This weekend, for the third year, we headed to an orchard west of Boston, to participate in one of my favorite New England traditions.
Apple picking is still a wonder to this West Texas girl. I am in love with the knobbly, rambling trees, whose branches bend and curve every which way, sprouting skyward and hanging low toward the ground, heavy with dusky, ripe fruit.
The first year, it was sheer novelty and a little overwhelm. The second year, it was sunshine and laughter, and trying to remember which varieties we’d loved the year before. This year, we felt like locals, guiding a group of recent Boston transplants among the rows of Empires and Cortlands and McIntosh.
After we filled our bags to bursting, there were apple cider doughnuts, fresh and warm. Our six-year-old friends smeared their faces with caramel, eating candy apples, and the rest of us munched doughnuts and loaded up on freshly pressed cider and dark, sweet jars of apple butter. We perched on picnic tables, resting our feet and laughing, savoring the crisp air and tart, fresh fruit and the deep joy of being together.

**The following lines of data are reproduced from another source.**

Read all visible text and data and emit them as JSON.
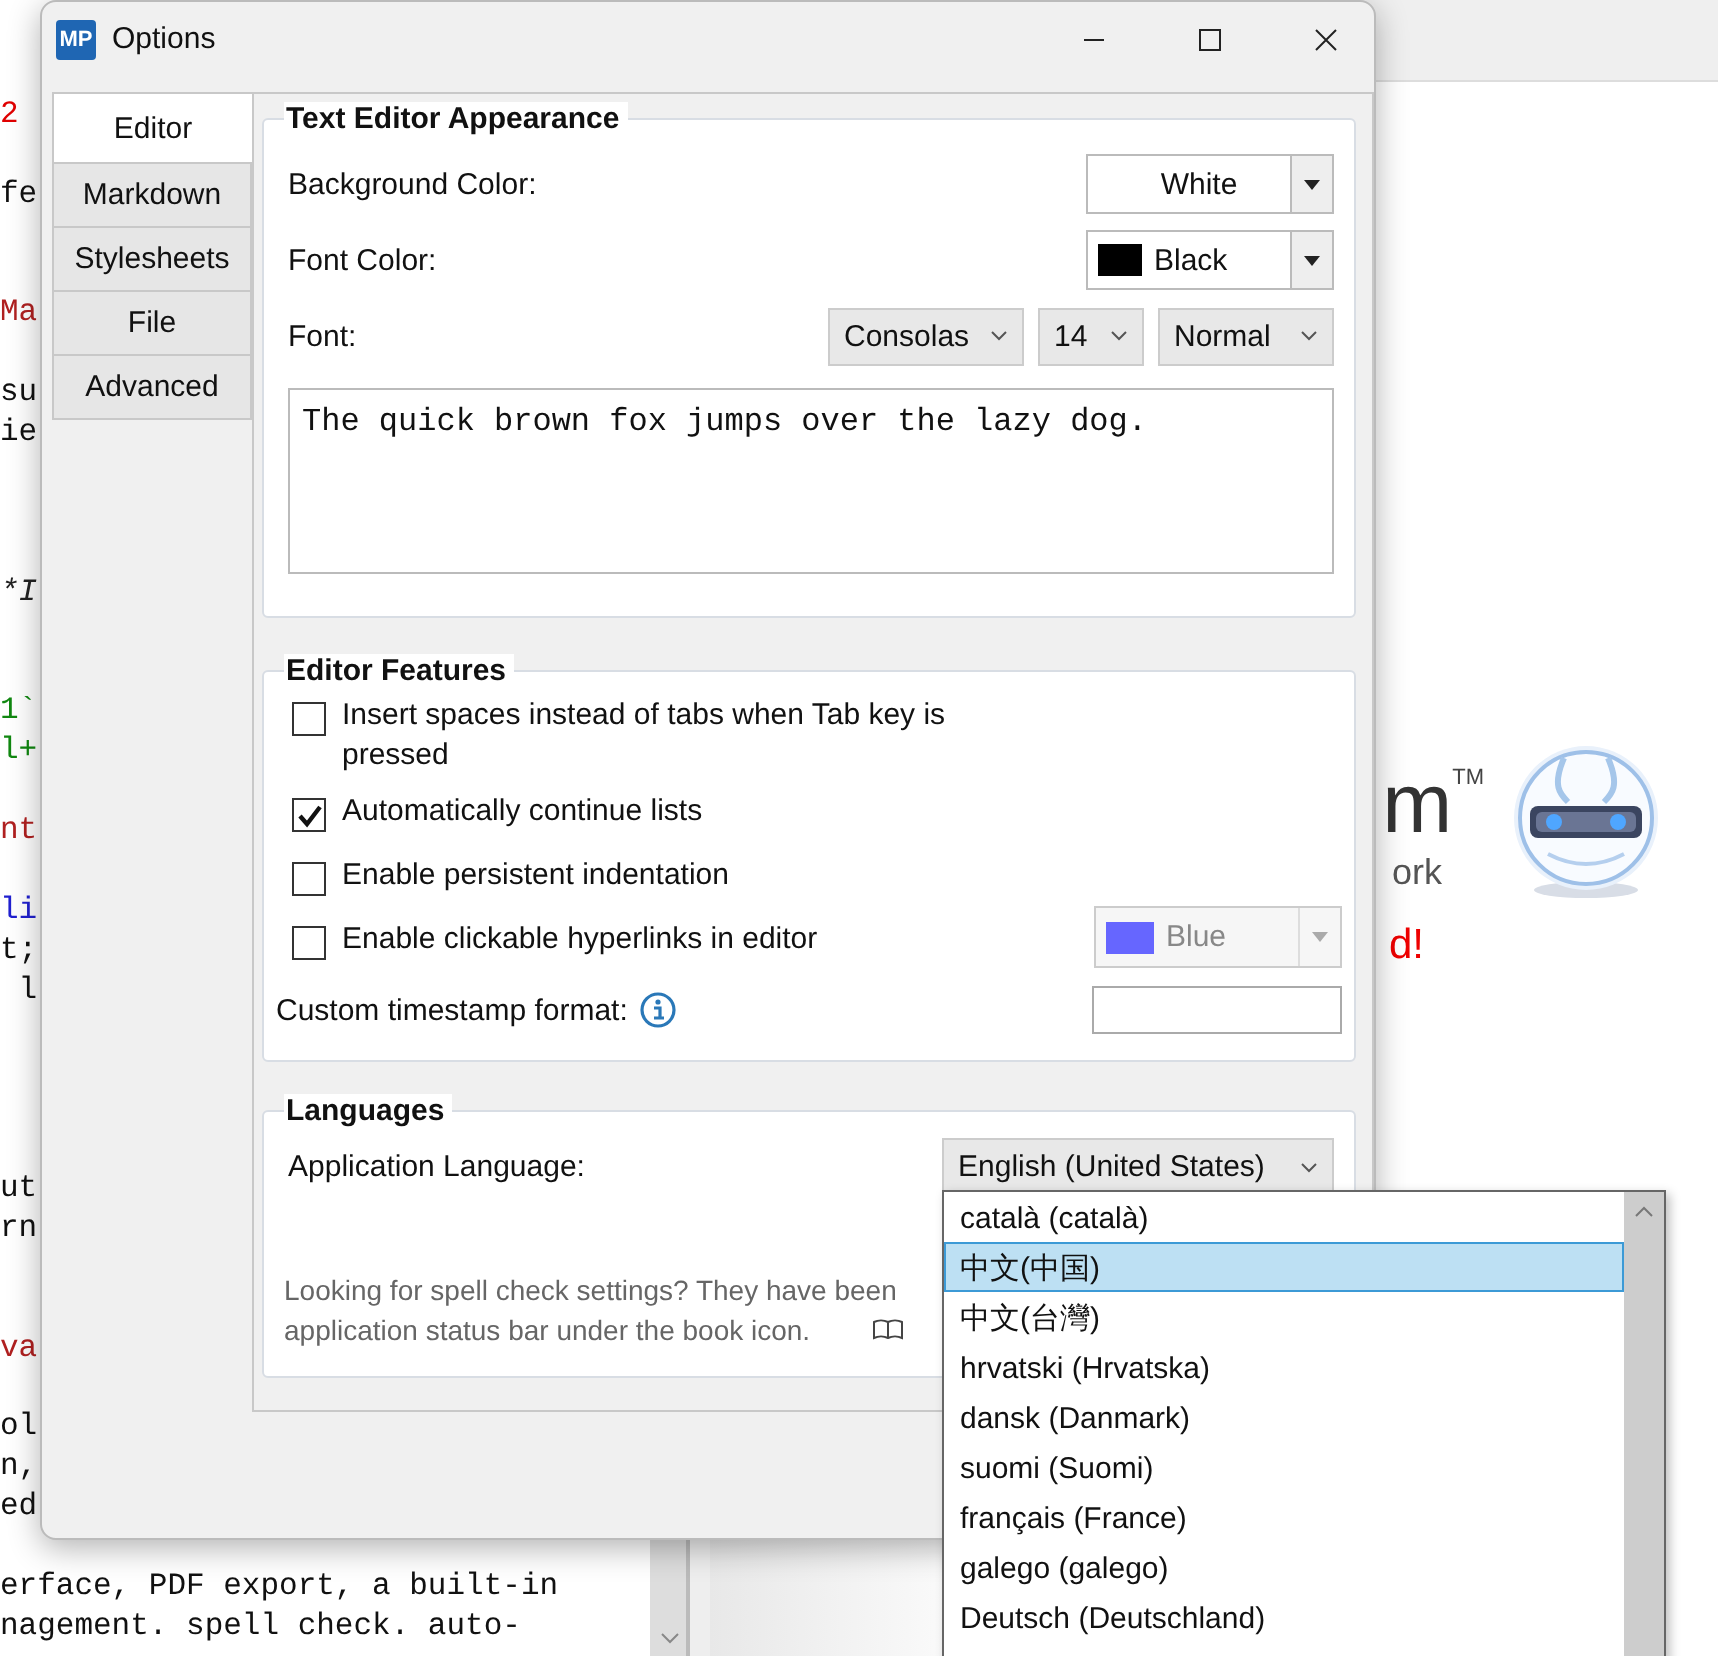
{
  "background_app": {
    "editor_lines": [
      {
        "text": "2",
        "kind": "heading"
      },
      {
        "text": "fe",
        "kind": "plain"
      },
      {
        "text": "Ma",
        "kind": "marker"
      },
      {
        "text": "su",
        "kind": "plain"
      },
      {
        "text": "ie",
        "kind": "plain"
      },
      {
        "text": "*I",
        "kind": "emphasis"
      },
      {
        "text": "1`",
        "kind": "code"
      },
      {
        "text": "l+",
        "kind": "code"
      },
      {
        "text": "nt",
        "kind": "marker"
      },
      {
        "text": "li",
        "kind": "link"
      },
      {
        "text": "t;",
        "kind": "plain"
      },
      {
        "text": " l",
        "kind": "plain"
      },
      {
        "text": "ut",
        "kind": "plain"
      },
      {
        "text": "rn",
        "kind": "plain"
      },
      {
        "text": "va",
        "kind": "marker"
      },
      {
        "text": "ol",
        "kind": "plain"
      },
      {
        "text": "n,",
        "kind": "plain"
      },
      {
        "text": "ed",
        "kind": "plain"
      },
      {
        "text": "erface, PDF export, a built-in",
        "kind": "plain"
      },
      {
        "text": "nagement. spell check. auto-",
        "kind": "plain"
      }
    ],
    "preview": {
      "logo": "m",
      "logo_mark": "TM",
      "tagline": "ork",
      "notice": "d!"
    }
  },
  "window": {
    "title": "Options",
    "app_icon": "MP"
  },
  "tabs": [
    {
      "label": "Editor",
      "selected": true
    },
    {
      "label": "Markdown",
      "selected": false
    },
    {
      "label": "Stylesheets",
      "selected": false
    },
    {
      "label": "File",
      "selected": false
    },
    {
      "label": "Advanced",
      "selected": false
    }
  ],
  "appearance": {
    "title": "Text Editor Appearance",
    "background_color": {
      "label": "Background Color:",
      "value": "White"
    },
    "font_color": {
      "label": "Font Color:",
      "value": "Black",
      "color": "#000000"
    },
    "font": {
      "label": "Font:",
      "family": "Consolas",
      "size": "14",
      "weight": "Normal"
    },
    "preview_text": "The quick brown fox jumps over the lazy dog."
  },
  "features": {
    "title": "Editor Features",
    "options": [
      {
        "label": "Insert spaces instead of tabs when Tab key is pressed",
        "checked": false
      },
      {
        "label": "Automatically continue lists",
        "checked": true
      },
      {
        "label": "Enable persistent indentation",
        "checked": false
      },
      {
        "label": "Enable clickable hyperlinks in editor",
        "checked": false
      }
    ],
    "link_color": {
      "value": "Blue",
      "color": "#6666ff",
      "disabled": true
    },
    "timestamp": {
      "label": "Custom timestamp format:"
    }
  },
  "languages": {
    "title": "Languages",
    "label": "Application Language:",
    "value": "English (United States)",
    "hint_lines": [
      "Looking for spell check settings? They have been",
      "application status bar under the book icon."
    ]
  },
  "language_dropdown": {
    "items": [
      {
        "label": "català (català)",
        "selected": false
      },
      {
        "label": "中文(中国)",
        "selected": true
      },
      {
        "label": "中文(台灣)",
        "selected": false
      },
      {
        "label": "hrvatski (Hrvatska)",
        "selected": false
      },
      {
        "label": "dansk (Danmark)",
        "selected": false
      },
      {
        "label": "suomi (Suomi)",
        "selected": false
      },
      {
        "label": "français (France)",
        "selected": false
      },
      {
        "label": "galego (galego)",
        "selected": false
      },
      {
        "label": "Deutsch (Deutschland)",
        "selected": false
      }
    ]
  }
}
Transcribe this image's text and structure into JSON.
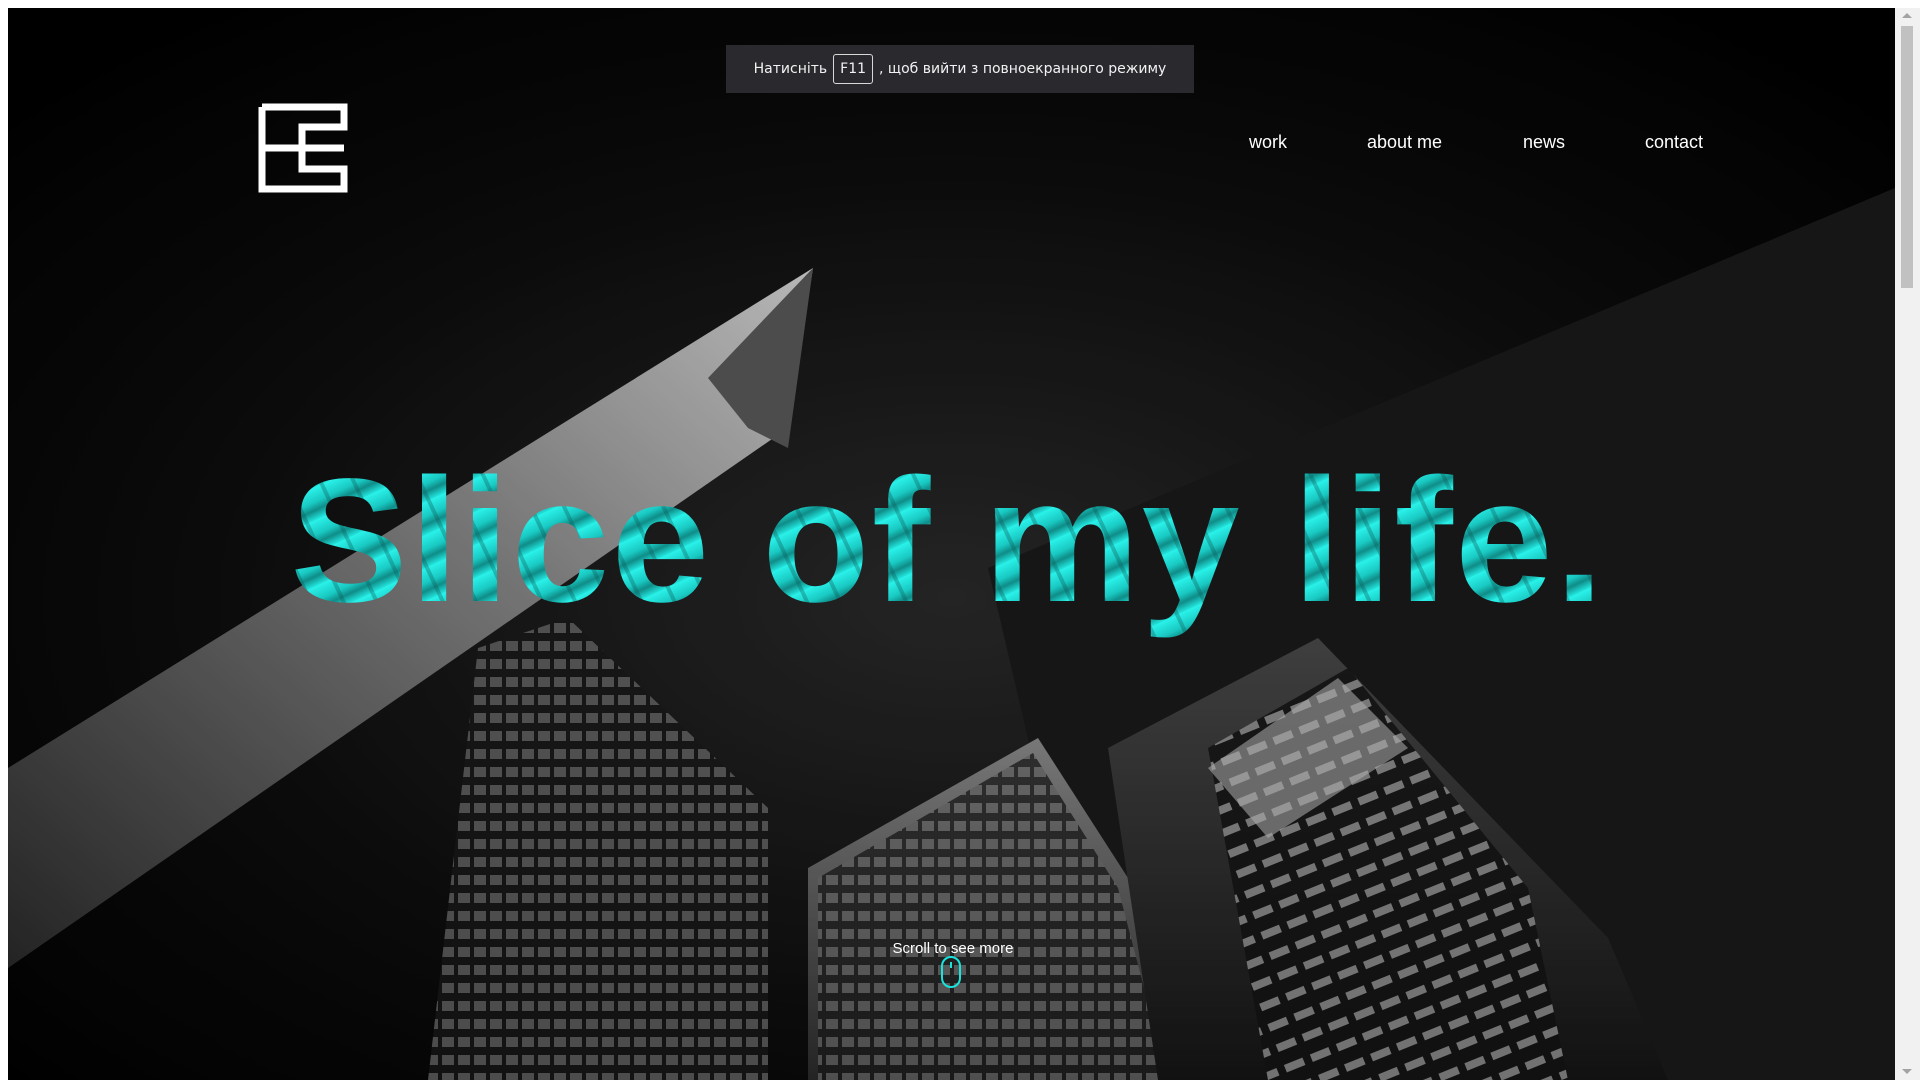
{
  "fullscreen_notice": {
    "prefix": "Натисніть",
    "key": "F11",
    "suffix": ", щоб вийти з повноекранного режиму"
  },
  "logo": {
    "icon": "monogram-logo-icon"
  },
  "nav": {
    "items": [
      {
        "label": "work"
      },
      {
        "label": "about me"
      },
      {
        "label": "news"
      },
      {
        "label": "contact"
      }
    ]
  },
  "hero": {
    "headline": "Slice of my life.",
    "scroll_hint": "Scroll to see more",
    "scroll_icon": "mouse-icon"
  },
  "colors": {
    "background": "#000000",
    "accent": "#19e3dc",
    "text": "#ffffff"
  }
}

I dug into our haul that evening to make an apple-peach crisp, and I reach into the bag every morning as I leave for work, grabbing an apple for the road. But there are plenty more apples to savor, and I plan to relish every one.